Open freezing is the process of freezing fresh produce, baked goods, and other foods in such a way that you can easily use only what you need instead of the whole package. It’s a great way to make the most of your time, effort, and grocery money and fill your freezer with homemade convenience items.
You’ve had such a fun day berry picking with the kids. You think, it would be great to stash a bunch of these berries away for the winter. Then we could enjoy berries for all kinds of recipes.
Upon returning home, you carefully wash and package a large bag of berries, thrilled that you’ll have a source of sunshiny goodness for months to come.
A few weeks later you go to the freezer. You just want a handful of berries to throw into a smoothie. But, what the…? The berries are frozen in a solid chunk. One very large solid chunk.
You can either thaw the entire bag — and figure out what to do with ALL THOSE BERRIES right now! — or you can try to chisel off what you need and hope you don’t poke your eye out.
Surely there’s a better way to freezing foods so that you can conveniently use them later, right?
Yes, there is a better way and it won’t take long. What you’re looking for is the process of mimicking a commercially flash frozen process at home, otherwise known as open freezing.
The difference between flash freezing and open freezing
Scientifically, flash freezing involves cryogenic temperatures. Obviously, your kitchen is not that high tech. But you can approximate the “flash freezing” process at home; its technical term is open freezing.
The process is really quite simple. Freeze perishable food items in single layers on trays so that they are independently frozen, not clinging together in a frozen clump. Once they are strong and independent, you can package them together in a ziptop freezer bag or freezer-safe container and return them to the freezer for longer storage. In doing so, you avoid having to thaw a huge lump of something.
Foods that are great for open freezing:
Flash freezing works well for a number of food items, besides the aforementioned berries. You can open freeze food items like hamburger patties, taquitos, sliced chicken strips, scones, cinnamon rolls, and chocolate butterhorns.

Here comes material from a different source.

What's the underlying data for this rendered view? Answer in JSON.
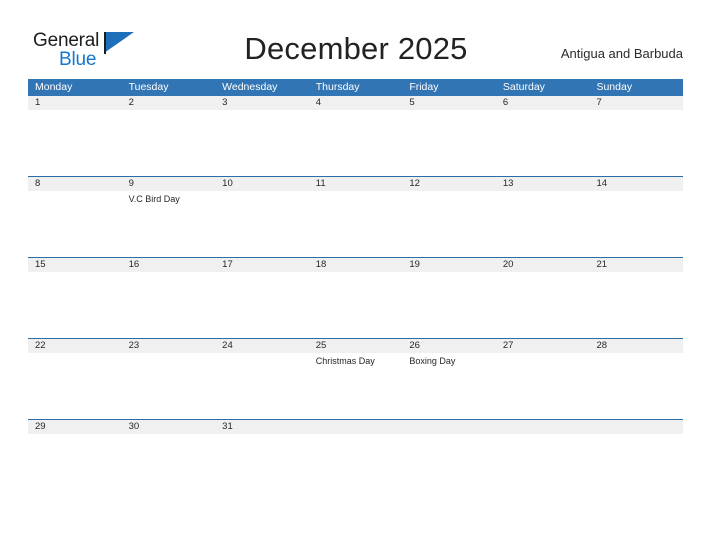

Open freezing is also good for freezing a variety of fresh produce, like mushrooms, sliced onion, bell pepper strips, banana slices, cherries, and other fruits like pineapple or mango.
These recipes make good use of open freezing:
- Chocolate Butterhorns
- Cinnamon Roll Convenience Without the Can
- Maple Oat Scones
- Making Burger Patties for the Freezer
- Easy Chicken Strips for the Freezer
- Easy Chicken and Cheese Flautas
I regularly freeze all the above items. When I want berries for a smoothie or scones for breakfast, I just pull what I need out of the freezer instead of having to thaw an entire package of something. The scones bake up wonderfully first thing in the morning with very little work from me. Love that!
Open freezing foods at home: how to do it
- Prepare your food items: rinse the berries, form the hamburger patties, prepare the rolls, etc.
- Lay them out on parchment-lined cookie sheets. Be sure that your trays fit inside your freezer!
- Place the trays in the freezer, making sure the tray sits level.
- After 20-30 minutes or until the surface of the food item is hard, pull the tray from the freezer and quickly package the food into labeled freezer bags.
- Immediately return the bags to the freezer. Store the bags in the freezer until ready to use.
- Use only as many of the item as you need at a given time.
Practically speaking, I’ve found that my side-by-side freezer works best for flash freezing. Your mileage may vary.
Once you’ve frozen the food items individually, you’ll need to package them for longterm storage. Choose ziptop freezer bags that are thicker than regular ziptop storage bags or freezer-safe containers. These square freezer boxes make stacking easy.